Defining and banning insider trading is the goal of two bills introduced in Congress in the past two weeks.
The bills are newsworthy in part because their existence underscores that current law on the matter is nonexistent, vague, and arbitrarily enforced — a patchwork of regulations, inferences, and footnotes (Dirks 14). Such an acknowledgement may be little solace for those who have endured professional purgatory, suffered jail time, had their once-flourishing businesses raided by the FBI and closed, or spent millions on legal fees as a consequence of prosecutions or even mere investigations or fishing expeditions under the current legal framework. But the development is welcome nonetheless. If it were already statutorily crystal-clear what insider trading is and that it is illegal, there'd be no need for the introduction of these laws.
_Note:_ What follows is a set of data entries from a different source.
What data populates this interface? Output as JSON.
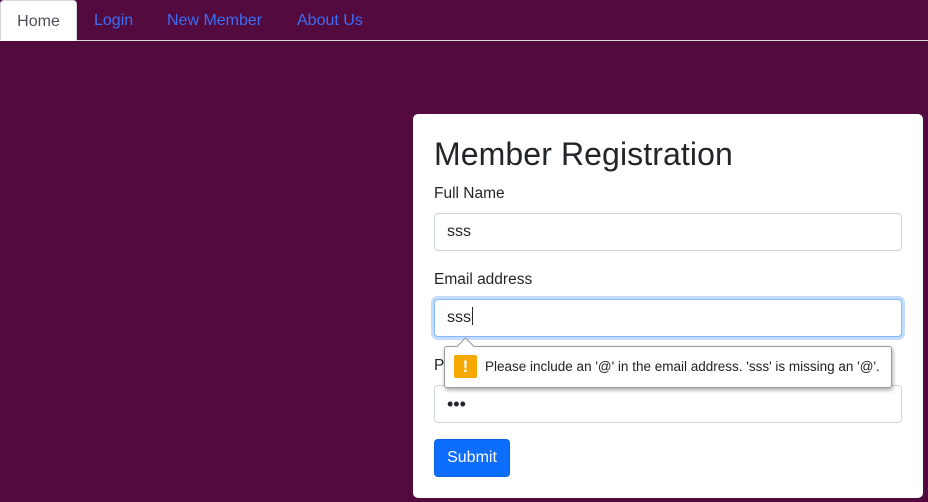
{
  "nav": {
    "tabs": [
      {
        "label": "Home",
        "active": true
      },
      {
        "label": "Login",
        "active": false
      },
      {
        "label": "New Member",
        "active": false
      },
      {
        "label": "About Us",
        "active": false
      }
    ]
  },
  "form": {
    "title": "Member Registration",
    "full_name": {
      "label": "Full Name",
      "value": "sss"
    },
    "email": {
      "label": "Email address",
      "value": "sss"
    },
    "password": {
      "label": "Pa",
      "value": "•••"
    },
    "submit_label": "Submit"
  },
  "validation": {
    "icon": "warning-icon",
    "icon_glyph": "!",
    "message": "Please include an '@' in the email address. 'sss' is missing an '@'."
  },
  "colors": {
    "background": "#520a3f",
    "link": "#3b6ef5",
    "primary_button": "#0d6efd",
    "warning": "#f6a800"
  }
}
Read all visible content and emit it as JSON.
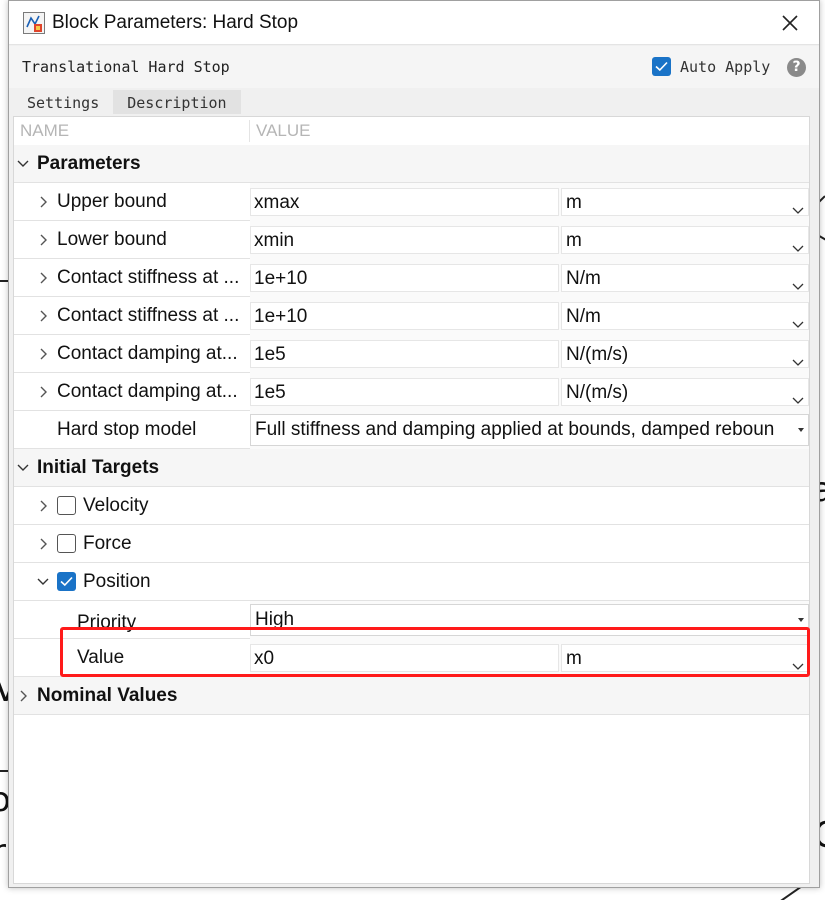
{
  "window": {
    "title": "Block Parameters: Hard Stop",
    "block_name": "Translational Hard Stop",
    "auto_apply_label": "Auto Apply",
    "auto_apply_checked": true,
    "help_glyph": "?"
  },
  "tabs": [
    {
      "label": "Settings",
      "active": true
    },
    {
      "label": "Description",
      "active": false
    }
  ],
  "table": {
    "col_name": "NAME",
    "col_value": "VALUE"
  },
  "sections": {
    "parameters": "Parameters",
    "initial_targets": "Initial Targets",
    "nominal_values": "Nominal Values"
  },
  "parameters": [
    {
      "label": "Upper bound",
      "value": "xmax",
      "unit": "m"
    },
    {
      "label": "Lower bound",
      "value": "xmin",
      "unit": "m"
    },
    {
      "label": "Contact stiffness at ...",
      "value": "1e+10",
      "unit": "N/m"
    },
    {
      "label": "Contact stiffness at ...",
      "value": "1e+10",
      "unit": "N/m"
    },
    {
      "label": "Contact damping at...",
      "value": "1e5",
      "unit": "N/(m/s)"
    },
    {
      "label": "Contact damping at...",
      "value": "1e5",
      "unit": "N/(m/s)"
    }
  ],
  "hard_stop_model": {
    "label": "Hard stop model",
    "value": "Full stiffness and damping applied at bounds, damped reboun"
  },
  "initial_targets": {
    "velocity": {
      "label": "Velocity",
      "checked": false
    },
    "force": {
      "label": "Force",
      "checked": false
    },
    "position": {
      "label": "Position",
      "checked": true
    },
    "priority": {
      "label": "Priority",
      "value": "High"
    },
    "value": {
      "label": "Value",
      "value": "x0",
      "unit": "m"
    }
  },
  "colors": {
    "accent": "#1a73c7",
    "highlight": "#ff1a1a"
  },
  "icons": [
    "simulink-block-icon",
    "close-icon",
    "checkbox-checked-icon",
    "help-icon",
    "chevron-right-icon",
    "chevron-down-icon",
    "dropdown-arrow-icon"
  ]
}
Whether these particular two bills would help matters is another question. The Stop Illegal Insider Trading Act, introduced yesterday in the Senate by Senator Reed of Rhode Island and Senator Menendez of New Jersey, both Democrats, sets up what a Bloomberg View columnist, Matt Levine, a former investment banker and mergers and acquisitions lawyer, calls "a terrible rule" that could make it illegal even to read investment bank research.
The Ban Insider Trading Act of 2015, introduced late last month by Rep. Stephen Lynch of Massachusetts, a Democrat who just happens to be my own congressman, also includes provisions that worry Mr. Levine, including one that Mr. Levine writes could make a criminal out of a corporate lawyer who comes home and tells his wife about a deal he is working on, even if the wife doesn't trade on the information or tell anyone else about it.
Neither bill shows much sign of passing into law anytime soon. Both bills now have only Democratic sponsors in a Congress where both chambers are controlled by Republicans. The House bill has so far attracted cosponsorships from only two other members, Ruben Hinojosa of Texas and Keith Ellison of Minnesota. Bills bound for passage usually are introduced with a substantial list of co-sponsors, including some from the majority party.
Such weak support may be good news for those who fret that these particular bills are flawed. But in the absence of legislation, investors and money managers and market participants are left with the current unsatisfactory framework. Perhaps some Republican lawmaker will rise to the occasion with hearings that could help clarify the issue and lead the way to legislation that would help more than it would hurt. Alas, one of those scholars whose testimony could have been most helpful, Henry Manne, died in January. Let David Ganek and Michael Steinberg testify. Or Holman Jenkins and Gordon Crovitz. Or Todd Newman and Anthony Chiasson.
At best, Congress will come up with something plain, clear, and easily understandable that won't punish investors for doing research or impede the free flow of information. If, upon reflection, they find that task impossible, they may want the ban to apply not to insider trading but to overreaching criminal prosecutions infected by political motives such as a desire to combat income inequality or punish targets in the financial industry after a recession.